_PROBLEM REQUIREMENTS_: A word-for-word retyping of the listing below is required, with the pictures dropped.

[MATERIAL FOR THIS EXERCISE]

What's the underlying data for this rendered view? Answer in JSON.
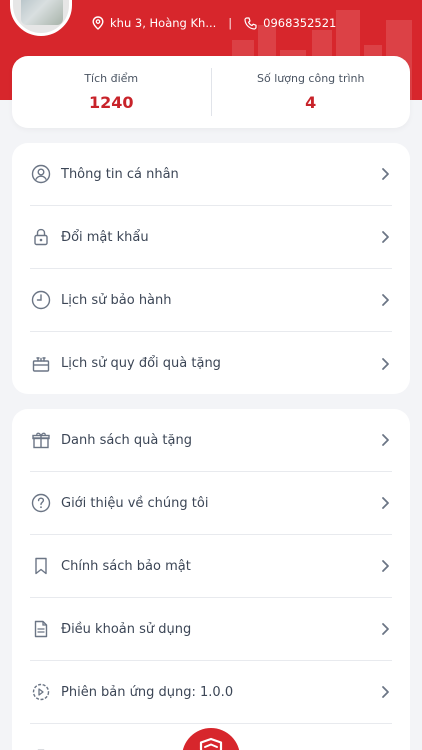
{
  "header": {
    "address": "khu 3, Hoàng Kh...",
    "separator": "|",
    "phone": "0968352521",
    "bg_color": "#d7262c"
  },
  "stats": [
    {
      "label": "Tích điểm",
      "value": "1240"
    },
    {
      "label": "Số lượng công trình",
      "value": "4"
    }
  ],
  "menu_group_1": [
    {
      "label": "Thông tin cá nhân",
      "icon": "user-circle-icon"
    },
    {
      "label": "Đổi mật khẩu",
      "icon": "lock-icon"
    },
    {
      "label": "Lịch sử bảo hành",
      "icon": "clock-icon"
    },
    {
      "label": "Lịch sử quy đổi quà tặng",
      "icon": "gift-box-icon"
    }
  ],
  "menu_group_2": [
    {
      "label": "Danh sách quà tặng",
      "icon": "gift-icon"
    },
    {
      "label": "Giới thiệu về chúng tôi",
      "icon": "question-circle-icon"
    },
    {
      "label": "Chính sách bảo mật",
      "icon": "bookmark-icon"
    },
    {
      "label": "Điều khoản sử dụng",
      "icon": "document-icon"
    },
    {
      "label": "Phiên bản ứng dụng: 1.0.0",
      "icon": "version-gear-icon"
    },
    {
      "label": "",
      "icon": "briefcase-icon"
    }
  ]
}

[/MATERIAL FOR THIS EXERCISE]

_REPLY_:
What's the underlying data for this rendered view? Answer in JSON.
{
  "header": {
    "address": "khu 3, Hoàng Kh...",
    "separator": "|",
    "phone": "0968352521",
    "bg_color": "#d7262c"
  },
  "stats": [
    {
      "label": "Tích điểm",
      "value": "1240"
    },
    {
      "label": "Số lượng công trình",
      "value": "4"
    }
  ],
  "menu_group_1": [
    {
      "label": "Thông tin cá nhân",
      "icon": "user-circle-icon"
    },
    {
      "label": "Đổi mật khẩu",
      "icon": "lock-icon"
    },
    {
      "label": "Lịch sử bảo hành",
      "icon": "clock-icon"
    },
    {
      "label": "Lịch sử quy đổi quà tặng",
      "icon": "gift-box-icon"
    }
  ],
  "menu_group_2": [
    {
      "label": "Danh sách quà tặng",
      "icon": "gift-icon"
    },
    {
      "label": "Giới thiệu về chúng tôi",
      "icon": "question-circle-icon"
    },
    {
      "label": "Chính sách bảo mật",
      "icon": "bookmark-icon"
    },
    {
      "label": "Điều khoản sử dụng",
      "icon": "document-icon"
    },
    {
      "label": "Phiên bản ứng dụng: 1.0.0",
      "icon": "version-gear-icon"
    },
    {
      "label": "",
      "icon": "briefcase-icon"
    }
  ]
}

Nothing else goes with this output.